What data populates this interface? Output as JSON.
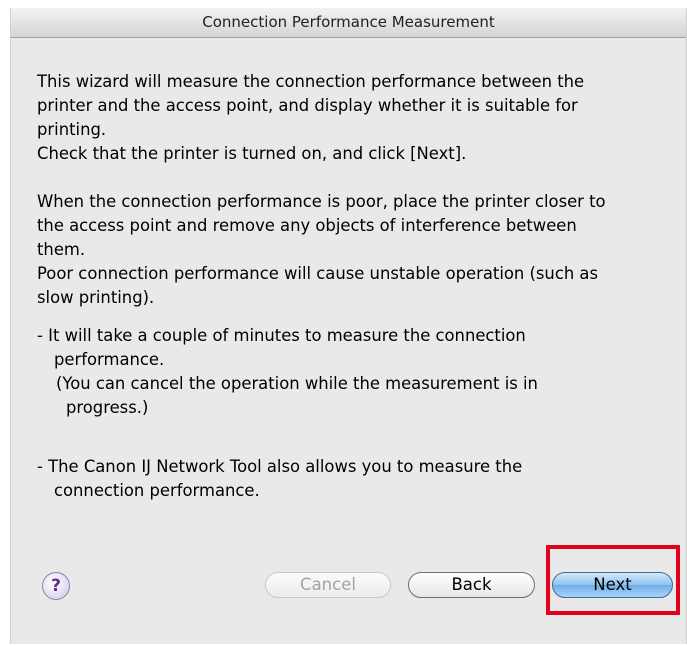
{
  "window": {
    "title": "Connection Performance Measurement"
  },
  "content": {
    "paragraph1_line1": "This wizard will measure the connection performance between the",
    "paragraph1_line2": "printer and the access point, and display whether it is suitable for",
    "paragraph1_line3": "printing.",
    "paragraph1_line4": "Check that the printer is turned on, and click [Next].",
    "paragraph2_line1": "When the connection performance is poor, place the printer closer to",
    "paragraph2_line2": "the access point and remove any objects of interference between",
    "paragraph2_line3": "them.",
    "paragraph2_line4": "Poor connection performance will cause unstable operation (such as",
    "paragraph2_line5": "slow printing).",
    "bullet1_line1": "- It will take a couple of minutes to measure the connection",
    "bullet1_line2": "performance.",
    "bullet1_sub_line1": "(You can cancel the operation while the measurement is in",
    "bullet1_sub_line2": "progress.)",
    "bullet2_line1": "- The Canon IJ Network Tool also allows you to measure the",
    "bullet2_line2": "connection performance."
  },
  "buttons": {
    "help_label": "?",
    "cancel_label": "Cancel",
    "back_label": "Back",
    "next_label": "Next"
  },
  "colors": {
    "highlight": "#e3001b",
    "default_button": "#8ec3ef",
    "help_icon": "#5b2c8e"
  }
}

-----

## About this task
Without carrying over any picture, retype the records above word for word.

## Exercise result
What data populates this interface? Output as JSON.
{
  "window": {
    "title": "Connection Performance Measurement"
  },
  "content": {
    "paragraph1_line1": "This wizard will measure the connection performance between the",
    "paragraph1_line2": "printer and the access point, and display whether it is suitable for",
    "paragraph1_line3": "printing.",
    "paragraph1_line4": "Check that the printer is turned on, and click [Next].",
    "paragraph2_line1": "When the connection performance is poor, place the printer closer to",
    "paragraph2_line2": "the access point and remove any objects of interference between",
    "paragraph2_line3": "them.",
    "paragraph2_line4": "Poor connection performance will cause unstable operation (such as",
    "paragraph2_line5": "slow printing).",
    "bullet1_line1": "- It will take a couple of minutes to measure the connection",
    "bullet1_line2": "performance.",
    "bullet1_sub_line1": "(You can cancel the operation while the measurement is in",
    "bullet1_sub_line2": "progress.)",
    "bullet2_line1": "- The Canon IJ Network Tool also allows you to measure the",
    "bullet2_line2": "connection performance."
  },
  "buttons": {
    "help_label": "?",
    "cancel_label": "Cancel",
    "back_label": "Back",
    "next_label": "Next"
  },
  "colors": {
    "highlight": "#e3001b",
    "default_button": "#8ec3ef",
    "help_icon": "#5b2c8e"
  }
}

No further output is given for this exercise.